Invertebrates
Chordates
Photo Library
Search

Family Procaviidae

There are only 4 species of hyrax alive today and they are all in the family Procaviidae, Order Hyracoidea. The most widely distributed is the rock hyrax (pictured below) which is found throughout much of Africa. Hyraxes have made it into modern folk-lore because their nearest living relatives are elephants, manatees and dugongs - at first sight an unlikely relationship because of the huge disparity in size.

More recently hyraxes have made it into the news because their urine reveals aspects of past climate change. They are highly social animals living in herds of up to 80 individuals which are further sub-divided into smaller flocks of a dominant male and several to many females. As might be expected from a highly social animal, they have a well-developed repertoire of at least 21 different vocalizations. Like meerkats they post sentries when the group goes foraging.

Hyraxes are unusual amongst mammals because their body temperature fluctuates significantly over 24 hours and is apparently independent of environmental factors.

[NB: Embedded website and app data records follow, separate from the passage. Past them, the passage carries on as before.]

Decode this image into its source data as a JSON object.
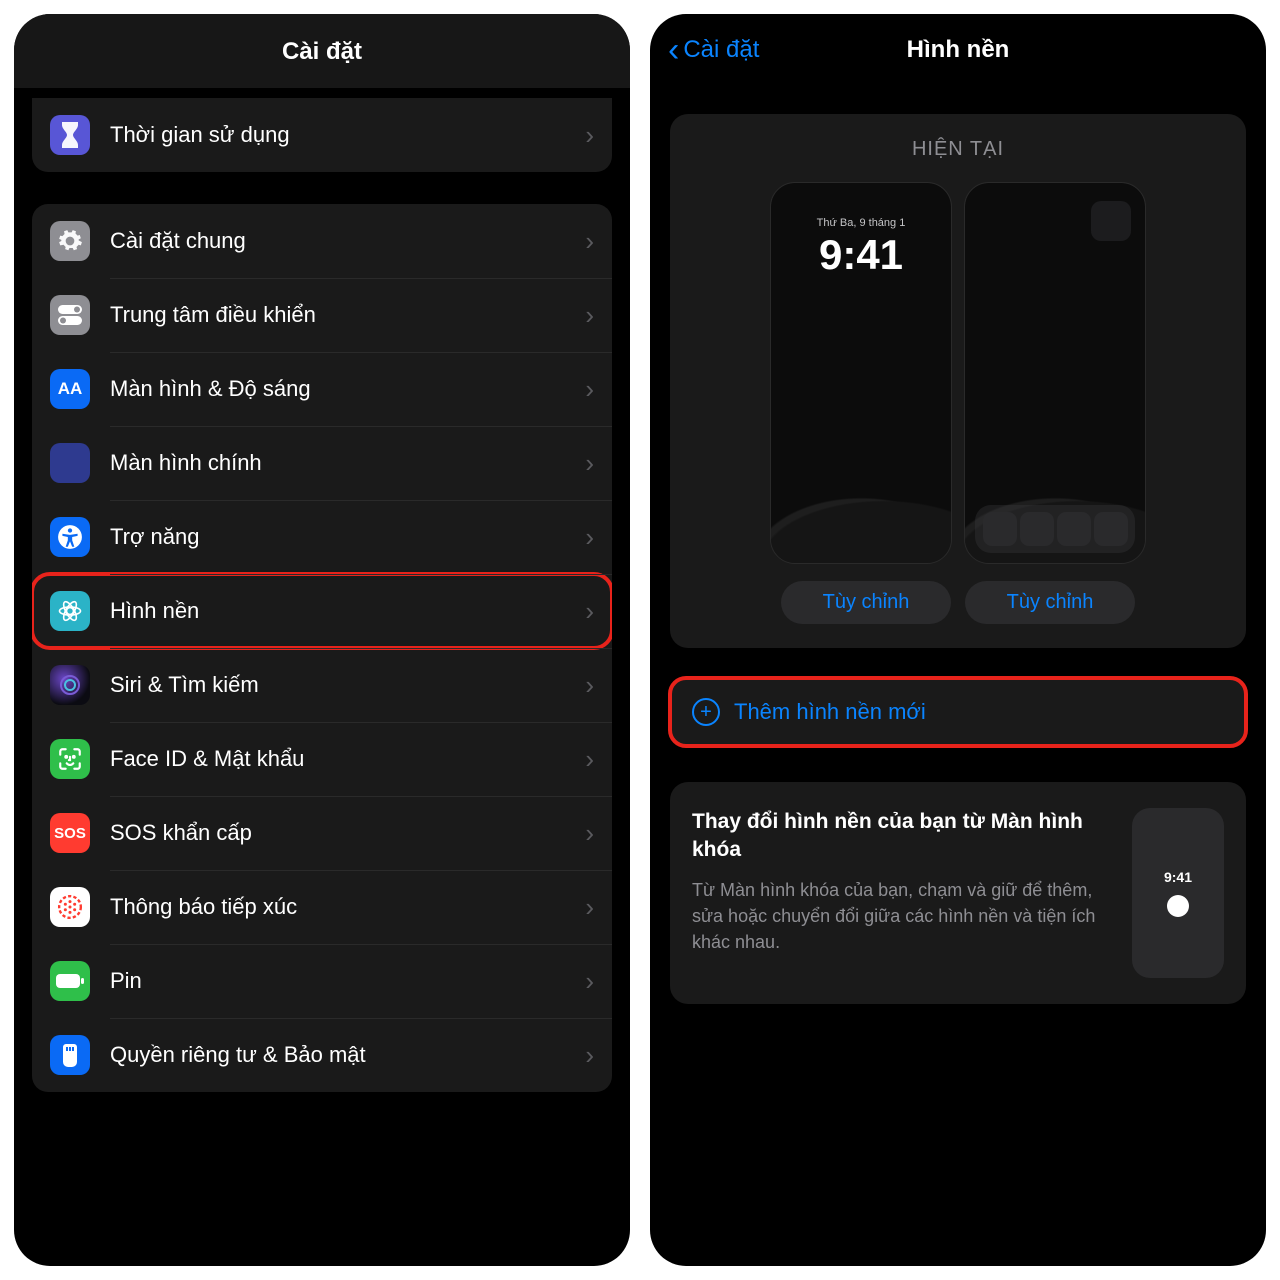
{
  "left": {
    "title": "Cài đặt",
    "group_top": [
      {
        "label": "Thời gian sử dụng",
        "icon": "hourglass",
        "icon_class": "ic-hourglass"
      }
    ],
    "group_main": [
      {
        "label": "Cài đặt chung",
        "icon": "gear",
        "icon_class": "ic-gear"
      },
      {
        "label": "Trung tâm điều khiển",
        "icon": "toggles",
        "icon_class": "ic-toggles"
      },
      {
        "label": "Màn hình & Độ sáng",
        "icon": "text-size",
        "icon_class": "ic-display",
        "glyph": "AA"
      },
      {
        "label": "Màn hình chính",
        "icon": "apps-grid",
        "icon_class": "ic-apps"
      },
      {
        "label": "Trợ năng",
        "icon": "accessibility",
        "icon_class": "ic-access"
      },
      {
        "label": "Hình nền",
        "icon": "wallpaper-flower",
        "icon_class": "ic-wallpaper",
        "highlighted": true
      },
      {
        "label": "Siri & Tìm kiếm",
        "icon": "siri",
        "icon_class": "ic-siri"
      },
      {
        "label": "Face ID & Mật khẩu",
        "icon": "faceid",
        "icon_class": "ic-faceid"
      },
      {
        "label": "SOS khẩn cấp",
        "icon": "sos",
        "icon_class": "ic-sos",
        "glyph": "SOS"
      },
      {
        "label": "Thông báo tiếp xúc",
        "icon": "exposure",
        "icon_class": "ic-exposure"
      },
      {
        "label": "Pin",
        "icon": "battery",
        "icon_class": "ic-battery"
      },
      {
        "label": "Quyền riêng tư & Bảo mật",
        "icon": "hand-privacy",
        "icon_class": "ic-privacy"
      }
    ]
  },
  "right": {
    "back_label": "Cài đặt",
    "title": "Hình nền",
    "current_label": "HIỆN TẠI",
    "lock_date": "Thứ Ba, 9 tháng 1",
    "lock_time": "9:41",
    "customize_label": "Tùy chỉnh",
    "add_label": "Thêm hình nền mới",
    "tip_title": "Thay đổi hình nền của bạn từ Màn hình khóa",
    "tip_body": "Từ Màn hình khóa của bạn, chạm và giữ để thêm, sửa hoặc chuyển đổi giữa các hình nền và tiện ích khác nhau.",
    "tip_time": "9:41"
  }
}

But enough of the science stuff - hyraxes are mega-cute .... what do you think?

 

Procavia capensis Rock hyrax

Procavia capensis Rock hyrax enjoying late afternoon sunshine

MAMM 5460 Procavia capensis Rock hyrax enjoying late afternoon sunshine, Tarangire National park, Tanzania.

Procavia capensis Rock hyrax

MAMM 5436 Procavia capensis Rock hyrax, Tarangire National Park, Tanzania.

Procavia capensis Rock hyrax in early evening sunshine

MAMM 5441 Procavia capensis Rock hyrax in early evening sunshine, Tarangire National Park, Tanzania.

Procavia capensis Rock hyrax

MAMM 5474 Procavia capensis Rock hyrax.

 

[Previous]

Mammals

[Next]

 

[Up]

 Photo Library

[Home]  Home Page
[Contents]  Dr Paddy Ryan Contents
[Contact]  Contact Paddy

 

Ryan Photographic, 2802 East 132nd Circle, Thornton, CO  80241  USA  Phone 303-457-9795